Our struggle to understand what cannot be understood
By Paula Marantz Cohen
January 29, 2013
Much soul searching has followed the Newtown shootings. We have tried to understand what happened by examining our parenting practices, educational institutions, and cultural assumptions. After the incident, my husband and I theorized that the shooter, barely more than a teenager, had had a tantrum of the sort our children used to have, and that his access to guns turned his juvenile “acting out” into mass murder. Although I still hold that access to guns must be, at least in part, blamed for the tragedy, I also see my initial response as an oversimplification.
Soon after the shootings, I received a group email from a friend arguing that guns should not be blamed for the tragedy. No, she said, lax morals were the problem. But like the gun argument, the moral one is, by itself, inadequate. What, after all, does my friend think is the manifestation of lax morals—a breakdown of family structure, a decline in religious belief, an over-indulgence in violent video games, or, for that matter, an unrestricted access to guns? Both she and I are trying, through our generalizations, to make sense of something that frightens us beyond words.

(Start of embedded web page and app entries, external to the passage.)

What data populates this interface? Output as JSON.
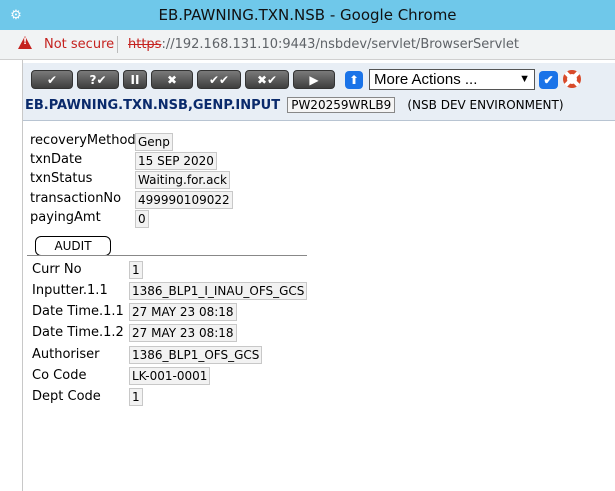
{
  "window": {
    "title": "EB.PAWNING.TXN.NSB - Google Chrome"
  },
  "address": {
    "security_text": "Not secure",
    "scheme": "https",
    "rest": "://192.168.131.10:9443/nsbdev/servlet/BrowserServlet"
  },
  "toolbar": {
    "buttons": [
      {
        "label": "✔"
      },
      {
        "label": "?✔"
      },
      {
        "label": "II"
      },
      {
        "label": "✖"
      },
      {
        "label": "✔✔"
      },
      {
        "label": "✖✔"
      },
      {
        "label": "▶"
      }
    ],
    "actions_selected": "More Actions ...",
    "version_name": "EB.PAWNING.TXN.NSB,GENP.INPUT",
    "txn_id": "PW20259WRLB9",
    "environment": "(NSB DEV ENVIRONMENT)"
  },
  "fields": [
    {
      "label": "recoveryMethod",
      "value": "Genp"
    },
    {
      "label": "txnDate",
      "value": "15 SEP 2020"
    },
    {
      "label": "txnStatus",
      "value": "Waiting.for.ack"
    },
    {
      "label": "transactionNo",
      "value": "499990109022"
    },
    {
      "label": "payingAmt",
      "value": "0"
    }
  ],
  "audit": {
    "tab_label": "AUDIT",
    "fields": [
      {
        "label": "Curr No",
        "value": "1"
      },
      {
        "label": "Inputter.1.1",
        "value": "1386_BLP1_I_INAU_OFS_GCS"
      },
      {
        "label": "Date Time.1.1",
        "value": "27 MAY 23 08:18"
      },
      {
        "label": "Date Time.1.2",
        "value": "27 MAY 23 08:18"
      },
      {
        "label": "Authoriser",
        "value": "1386_BLP1_OFS_GCS"
      },
      {
        "label": "Co Code",
        "value": "LK-001-0001"
      },
      {
        "label": "Dept Code",
        "value": "1"
      }
    ]
  }
}
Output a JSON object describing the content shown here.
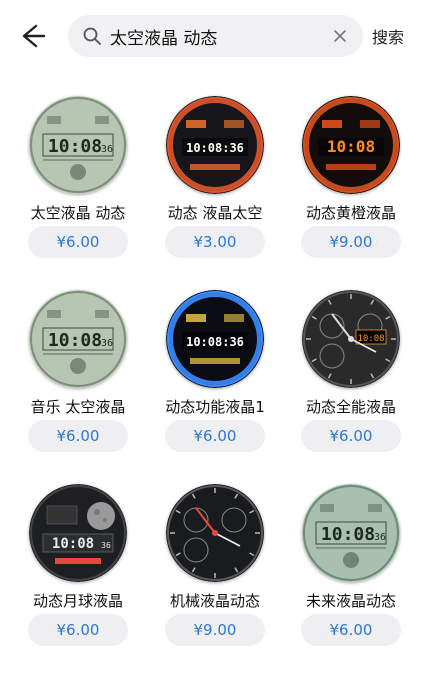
{
  "header": {
    "search_query": "太空液晶 动态",
    "search_button": "搜索"
  },
  "colors": {
    "price_text": "#2a78d8",
    "price_pill_bg": "#efeff1",
    "search_bg": "#f1f1f3"
  },
  "watchfaces": [
    {
      "title": "太空液晶 动态",
      "price": "¥6.00",
      "time": "10:08",
      "seconds": "36",
      "style": "lcd-green"
    },
    {
      "title": "动态 液晶太空",
      "price": "¥3.00",
      "time": "10:08:36",
      "seconds": "",
      "style": "space-orange"
    },
    {
      "title": "动态黄橙液晶",
      "price": "¥9.00",
      "time": "10:08",
      "seconds": "",
      "style": "orange-dark"
    },
    {
      "title": "音乐 太空液晶",
      "price": "¥6.00",
      "time": "10:08",
      "seconds": "36",
      "style": "lcd-green"
    },
    {
      "title": "动态功能液晶1",
      "price": "¥6.00",
      "time": "10:08:36",
      "seconds": "",
      "style": "rainbow-dark"
    },
    {
      "title": "动态全能液晶",
      "price": "¥6.00",
      "time": "10:08",
      "seconds": "",
      "style": "analog-dark"
    },
    {
      "title": "动态月球液晶",
      "price": "¥6.00",
      "time": "10:08",
      "seconds": "36",
      "style": "moon-dark"
    },
    {
      "title": "机械液晶动态",
      "price": "¥9.00",
      "time": "",
      "seconds": "",
      "style": "mech-dark"
    },
    {
      "title": "未来液晶动态",
      "price": "¥6.00",
      "time": "10:08",
      "seconds": "36",
      "style": "future-green"
    }
  ]
}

When I say “beyond words,” I mean it literally. The inadequacy of representation pertains most obviously to films and books about the Holocaust. How can a book encompass such an enormity? How can a movie presume to represent it? The rationale for speaking about it is, of course, to try to prevent a recurrence, but we are also trying to understand it.
The killings in Newtown are beyond words—though countless words have been spoken and written about them. But this is the point. Words are our makeshift remedy, our stop-gap measure, our bandage on the gaping wound. Making meaning out of what makes no sense is an inherent human desire. We want to control and understand what escapes our control and understanding. Words are a balm. We reach out across the abyss to connect with others in the hope that we will feel less alone, less vulnerable.

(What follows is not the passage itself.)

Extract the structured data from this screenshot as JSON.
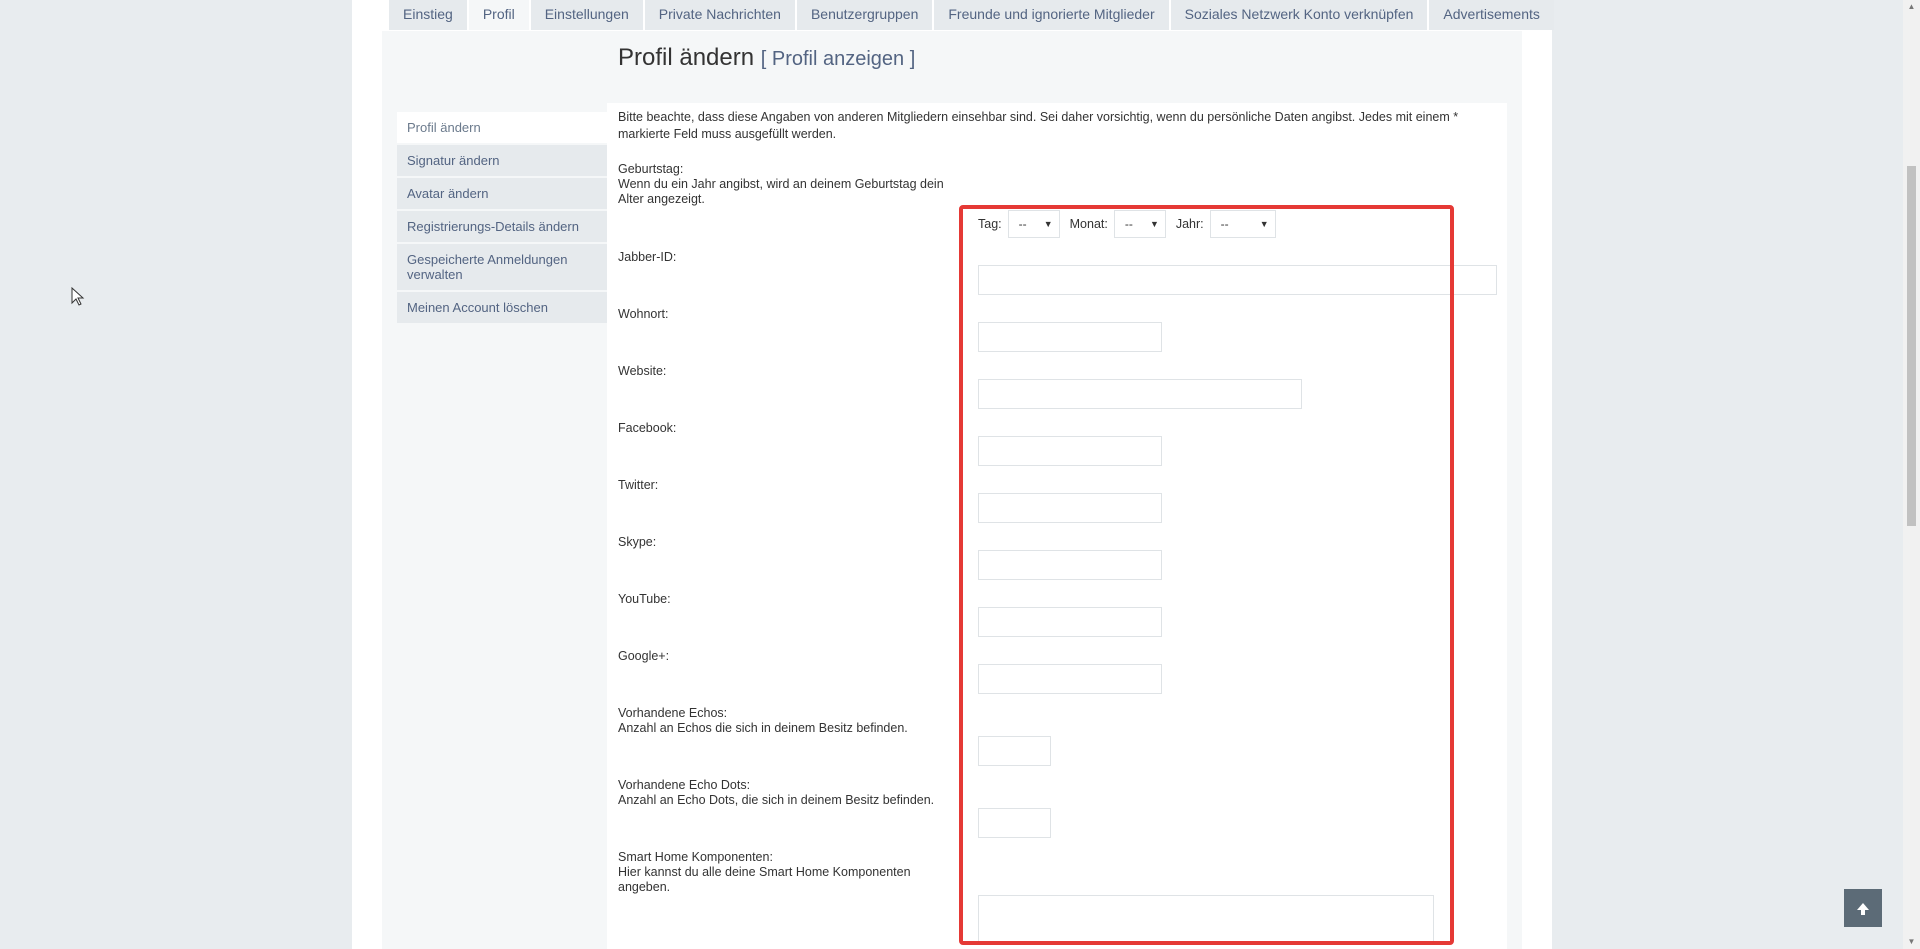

Speaking and writing also help us distance ourselves from what happened. Our explanations subtly assure us that we are outside the realm of attack, or that we can prevent such things from happening again. There may even be some truth to our rationalizations, but they are always incomplete. Institute stricter gun laws, and bad guys will still find a way to have guns. Teach better parenting, and there will still be wayward children. Make ethical training more central to our way of life, and there will always be those who use ethical precepts to mask wrongdoing—or ignore them completely. Our solutions are never complete or fail-safe. But they are useful, not only in the incremental improvements they can help effect but in putting us at a remove from what we could not otherwise endure.
I am reminded of one of the more wrenching lines by Victorian sage George Eliot in her great novel Middlemarch: “If we had a keen vision and feeling of all ordinary human life, it would be like hearing the grass grow and the squirrel’s heart beat, and we should die of that roar which lies on the other side of silence.”
Paula Marantz Cohen is dean of the Pennoni Honors College and distinguished professor of English at Drexel University and the author of the novels Jane Austen in Scarsdale or Love, Death and the SATs. Her latest novel, Beatrice Bunson’s Guide to Romeo & Juliet, will be published in March.